Today is Memorial Day. A day for silent prayers and warm remembrance. On this day we honor our heroes and warriors, American men and women who died in military service to their country. It was started to honor Union soldiers who died during the Civil War, but now includes those who died in any war or military action.
Memorial Day is not limited to honor only those Americans from the armed forces. It is also a day for personal remembrance. Memorial Day is a time to honor those who gave their lives for our country and to remember loved ones we have lost. Memorial Day is a great day to spend reading your family history and learning about your ancestors, especially those who died in the line of battle.
Memorial Day is meant to be a solemn occasion, a uniquely military holiday – the only one that honors fallen soldiers. But since the first one on May 30, 1868, a little after the Civil War (then known as “Decoration Day”) when flowers were placed on the graves of soldiers from both the North and the South, Memorial Day’s quiet reverence has slowly been lost to the noise of commerce and the American pursuit of recreation.
Talk to your children and grand children about what the day is about. Don’t glorify war, but give the veterans of wars the glory they deserve and earned, some of them with their lives. Consider it a teachable moment, should you be a parent or grand parent, an opportunity to explain to your children and grand children what freedom and liberty really mean. Explain to them that declared independence brought with it a need for the loyalty of patriots willing to die so that we could reap the benefits of their dedication.
Memorial Day is a time to pause and reflect on those who have paid the ultimate price in the service of our great country. Unfortunately, too many Americans view it as the first long weekend of summer.
Memorial Day is much more than a three-day weekend that marks the beginning of summer. To many people, especially the nation’s thousands of combat veterans, this day, which has a history stretching back all the way to the Civil War, is an important reminder of those who died in the service of their country. Memorial Day is a day to remember. Too often we go about our daily lives never giving any thought to why we are able to enjoy all the liberties that we do.
Today is for those service members/veterans who can only be “remembered” because they are no longer with us. Today they are honored with the laying of a wreath at the Tomb of the Unknowns in Arlington National Cemetery in Arlington, Virginia, and by religious services, parades, and speeches nationwide. Flags, insignia, and flowers are placed on the graves of veterans in local cemeteries. Memorial Day is when we, wear our poppies, fly our Flags and place flowers and flags on the graves of Military Personnel. We all need to take time to remember the Human sacrifice it has taken to establish and maintain this great Nation of ours … America.

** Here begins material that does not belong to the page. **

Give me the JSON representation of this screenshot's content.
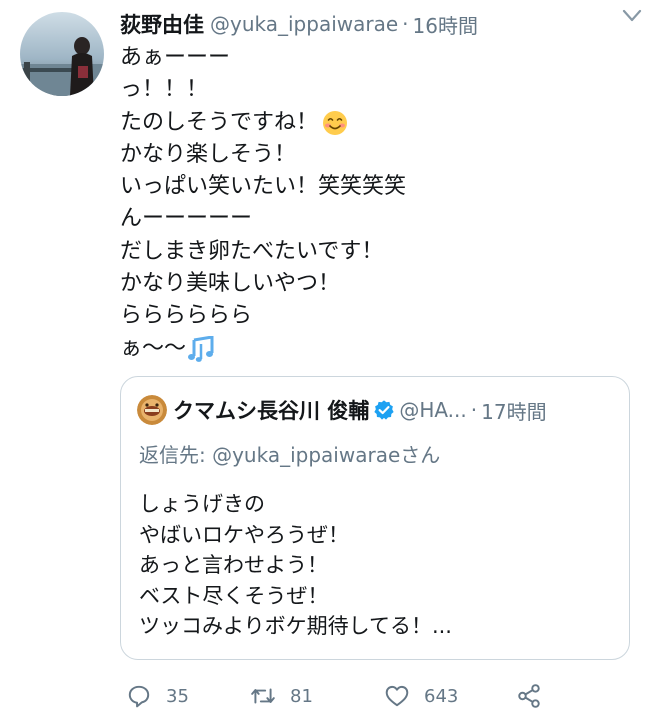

Memorial Day is a solemn and sacred day. We need to remember with sincere respect those who paid the price for our freedoms. I sincerely hope people are grateful and thankful for what our military men and women have done for us. Memorial Day is a time of remembrance and observance of the brave men and women who have served (and continue to serve) our country today and throughout the years.
We, in the Western World, sometimes take for granted the lifestyle we have, the democracy, the freedom. Memorial Day is a day of honoring sacrifice, but specifically the ultimate sacrifice that too many of our men and women of service have had to make. I want people, especially our veterans, to know that the nobility and value of such a day is not totally lost on this generation of privilege.
How do you spend the day?
Do you pause for a moment of silence?